Problem statement
Return all of the entries exactly as written.
* * * *
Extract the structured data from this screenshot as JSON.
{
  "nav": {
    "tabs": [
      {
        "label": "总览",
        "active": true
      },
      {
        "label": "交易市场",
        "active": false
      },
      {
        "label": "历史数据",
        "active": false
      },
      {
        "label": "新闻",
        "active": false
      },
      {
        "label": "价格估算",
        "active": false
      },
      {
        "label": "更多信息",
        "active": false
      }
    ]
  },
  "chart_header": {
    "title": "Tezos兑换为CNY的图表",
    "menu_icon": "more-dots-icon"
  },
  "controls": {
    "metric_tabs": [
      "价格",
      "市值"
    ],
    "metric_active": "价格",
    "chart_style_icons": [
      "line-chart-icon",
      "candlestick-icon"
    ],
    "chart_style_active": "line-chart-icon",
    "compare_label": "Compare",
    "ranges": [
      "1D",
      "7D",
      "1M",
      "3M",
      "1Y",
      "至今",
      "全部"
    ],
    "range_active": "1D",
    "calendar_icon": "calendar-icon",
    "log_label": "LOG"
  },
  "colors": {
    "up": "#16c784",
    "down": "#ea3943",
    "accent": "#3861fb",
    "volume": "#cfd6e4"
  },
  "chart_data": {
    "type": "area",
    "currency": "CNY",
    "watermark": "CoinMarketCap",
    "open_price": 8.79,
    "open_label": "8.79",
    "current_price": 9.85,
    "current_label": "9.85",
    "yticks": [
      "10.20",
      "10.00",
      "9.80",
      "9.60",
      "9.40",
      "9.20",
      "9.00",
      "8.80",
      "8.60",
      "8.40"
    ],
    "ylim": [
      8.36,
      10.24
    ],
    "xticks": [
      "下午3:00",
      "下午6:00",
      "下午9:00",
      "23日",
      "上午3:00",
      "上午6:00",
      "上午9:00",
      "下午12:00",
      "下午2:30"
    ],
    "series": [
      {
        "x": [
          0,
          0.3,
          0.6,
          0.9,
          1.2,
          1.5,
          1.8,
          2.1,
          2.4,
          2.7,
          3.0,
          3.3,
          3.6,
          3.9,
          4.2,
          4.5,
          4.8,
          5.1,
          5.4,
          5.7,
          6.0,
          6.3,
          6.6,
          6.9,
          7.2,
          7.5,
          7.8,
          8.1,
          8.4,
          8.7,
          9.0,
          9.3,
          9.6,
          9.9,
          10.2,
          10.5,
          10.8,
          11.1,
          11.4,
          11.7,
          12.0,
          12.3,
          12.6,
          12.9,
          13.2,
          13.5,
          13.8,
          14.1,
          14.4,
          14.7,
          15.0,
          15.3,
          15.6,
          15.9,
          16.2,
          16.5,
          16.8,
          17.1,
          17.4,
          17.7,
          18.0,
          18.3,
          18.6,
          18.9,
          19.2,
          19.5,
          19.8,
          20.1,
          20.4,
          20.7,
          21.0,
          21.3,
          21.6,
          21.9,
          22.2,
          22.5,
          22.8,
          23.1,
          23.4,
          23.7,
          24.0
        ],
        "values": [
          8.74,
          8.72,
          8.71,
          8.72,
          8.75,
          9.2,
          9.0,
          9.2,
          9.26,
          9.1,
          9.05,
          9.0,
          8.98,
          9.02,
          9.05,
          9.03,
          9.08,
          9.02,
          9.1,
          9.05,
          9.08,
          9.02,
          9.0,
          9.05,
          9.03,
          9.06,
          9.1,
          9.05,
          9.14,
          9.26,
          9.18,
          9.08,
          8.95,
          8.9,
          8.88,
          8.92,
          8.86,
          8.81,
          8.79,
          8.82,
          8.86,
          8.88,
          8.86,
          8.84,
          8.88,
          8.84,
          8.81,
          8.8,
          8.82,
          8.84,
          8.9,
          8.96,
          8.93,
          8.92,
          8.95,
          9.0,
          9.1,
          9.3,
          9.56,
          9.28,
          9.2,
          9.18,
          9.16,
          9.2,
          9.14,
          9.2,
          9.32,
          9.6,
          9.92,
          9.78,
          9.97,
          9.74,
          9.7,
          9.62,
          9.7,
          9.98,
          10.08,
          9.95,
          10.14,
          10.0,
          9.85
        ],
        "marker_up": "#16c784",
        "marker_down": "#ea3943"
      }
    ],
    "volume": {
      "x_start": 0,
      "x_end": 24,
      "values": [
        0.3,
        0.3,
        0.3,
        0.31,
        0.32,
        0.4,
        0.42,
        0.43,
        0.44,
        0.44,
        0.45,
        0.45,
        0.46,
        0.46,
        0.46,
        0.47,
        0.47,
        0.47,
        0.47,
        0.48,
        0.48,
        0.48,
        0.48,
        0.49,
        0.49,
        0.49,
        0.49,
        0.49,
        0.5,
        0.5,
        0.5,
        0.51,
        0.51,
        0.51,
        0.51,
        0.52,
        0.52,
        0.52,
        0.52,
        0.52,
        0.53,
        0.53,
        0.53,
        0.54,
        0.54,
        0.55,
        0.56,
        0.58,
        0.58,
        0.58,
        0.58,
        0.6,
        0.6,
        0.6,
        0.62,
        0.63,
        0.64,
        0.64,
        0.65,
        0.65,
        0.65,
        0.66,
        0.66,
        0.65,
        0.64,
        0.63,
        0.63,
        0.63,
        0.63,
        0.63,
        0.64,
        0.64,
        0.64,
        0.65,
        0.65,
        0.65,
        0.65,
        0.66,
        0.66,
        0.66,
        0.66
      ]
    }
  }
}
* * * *
Answer to this task
Extract the structured data from this screenshot as JSON.
{
  "nav": {
    "tabs": [
      {
        "label": "总览",
        "active": true
      },
      {
        "label": "交易市场",
        "active": false
      },
      {
        "label": "历史数据",
        "active": false
      },
      {
        "label": "新闻",
        "active": false
      },
      {
        "label": "价格估算",
        "active": false
      },
      {
        "label": "更多信息",
        "active": false
      }
    ]
  },
  "chart_header": {
    "title": "Tezos兑换为CNY的图表",
    "menu_icon": "more-dots-icon"
  },
  "controls": {
    "metric_tabs": [
      "价格",
      "市值"
    ],
    "metric_active": "价格",
    "chart_style_icons": [
      "line-chart-icon",
      "candlestick-icon"
    ],
    "chart_style_active": "line-chart-icon",
    "compare_label": "Compare",
    "ranges": [
      "1D",
      "7D",
      "1M",
      "3M",
      "1Y",
      "至今",
      "全部"
    ],
    "range_active": "1D",
    "calendar_icon": "calendar-icon",
    "log_label": "LOG"
  },
  "colors": {
    "up": "#16c784",
    "down": "#ea3943",
    "accent": "#3861fb",
    "volume": "#cfd6e4"
  },
  "chart_data": {
    "type": "area",
    "currency": "CNY",
    "watermark": "CoinMarketCap",
    "open_price": 8.79,
    "open_label": "8.79",
    "current_price": 9.85,
    "current_label": "9.85",
    "yticks": [
      "10.20",
      "10.00",
      "9.80",
      "9.60",
      "9.40",
      "9.20",
      "9.00",
      "8.80",
      "8.60",
      "8.40"
    ],
    "ylim": [
      8.36,
      10.24
    ],
    "xticks": [
      "下午3:00",
      "下午6:00",
      "下午9:00",
      "23日",
      "上午3:00",
      "上午6:00",
      "上午9:00",
      "下午12:00",
      "下午2:30"
    ],
    "series": [
      {
        "x": [
          0,
          0.3,
          0.6,
          0.9,
          1.2,
          1.5,
          1.8,
          2.1,
          2.4,
          2.7,
          3.0,
          3.3,
          3.6,
          3.9,
          4.2,
          4.5,
          4.8,
          5.1,
          5.4,
          5.7,
          6.0,
          6.3,
          6.6,
          6.9,
          7.2,
          7.5,
          7.8,
          8.1,
          8.4,
          8.7,
          9.0,
          9.3,
          9.6,
          9.9,
          10.2,
          10.5,
          10.8,
          11.1,
          11.4,
          11.7,
          12.0,
          12.3,
          12.6,
          12.9,
          13.2,
          13.5,
          13.8,
          14.1,
          14.4,
          14.7,
          15.0,
          15.3,
          15.6,
          15.9,
          16.2,
          16.5,
          16.8,
          17.1,
          17.4,
          17.7,
          18.0,
          18.3,
          18.6,
          18.9,
          19.2,
          19.5,
          19.8,
          20.1,
          20.4,
          20.7,
          21.0,
          21.3,
          21.6,
          21.9,
          22.2,
          22.5,
          22.8,
          23.1,
          23.4,
          23.7,
          24.0
        ],
        "values": [
          8.74,
          8.72,
          8.71,
          8.72,
          8.75,
          9.2,
          9.0,
          9.2,
          9.26,
          9.1,
          9.05,
          9.0,
          8.98,
          9.02,
          9.05,
          9.03,
          9.08,
          9.02,
          9.1,
          9.05,
          9.08,
          9.02,
          9.0,
          9.05,
          9.03,
          9.06,
          9.1,
          9.05,
          9.14,
          9.26,
          9.18,
          9.08,
          8.95,
          8.9,
          8.88,
          8.92,
          8.86,
          8.81,
          8.79,
          8.82,
          8.86,
          8.88,
          8.86,
          8.84,
          8.88,
          8.84,
          8.81,
          8.8,
          8.82,
          8.84,
          8.9,
          8.96,
          8.93,
          8.92,
          8.95,
          9.0,
          9.1,
          9.3,
          9.56,
          9.28,
          9.2,
          9.18,
          9.16,
          9.2,
          9.14,
          9.2,
          9.32,
          9.6,
          9.92,
          9.78,
          9.97,
          9.74,
          9.7,
          9.62,
          9.7,
          9.98,
          10.08,
          9.95,
          10.14,
          10.0,
          9.85
        ],
        "marker_up": "#16c784",
        "marker_down": "#ea3943"
      }
    ],
    "volume": {
      "x_start": 0,
      "x_end": 24,
      "values": [
        0.3,
        0.3,
        0.3,
        0.31,
        0.32,
        0.4,
        0.42,
        0.43,
        0.44,
        0.44,
        0.45,
        0.45,
        0.46,
        0.46,
        0.46,
        0.47,
        0.47,
        0.47,
        0.47,
        0.48,
        0.48,
        0.48,
        0.48,
        0.49,
        0.49,
        0.49,
        0.49,
        0.49,
        0.5,
        0.5,
        0.5,
        0.51,
        0.51,
        0.51,
        0.51,
        0.52,
        0.52,
        0.52,
        0.52,
        0.52,
        0.53,
        0.53,
        0.53,
        0.54,
        0.54,
        0.55,
        0.56,
        0.58,
        0.58,
        0.58,
        0.58,
        0.6,
        0.6,
        0.6,
        0.62,
        0.63,
        0.64,
        0.64,
        0.65,
        0.65,
        0.65,
        0.66,
        0.66,
        0.65,
        0.64,
        0.63,
        0.63,
        0.63,
        0.63,
        0.63,
        0.64,
        0.64,
        0.64,
        0.65,
        0.65,
        0.65,
        0.65,
        0.66,
        0.66,
        0.66,
        0.66
      ]
    }
  }
}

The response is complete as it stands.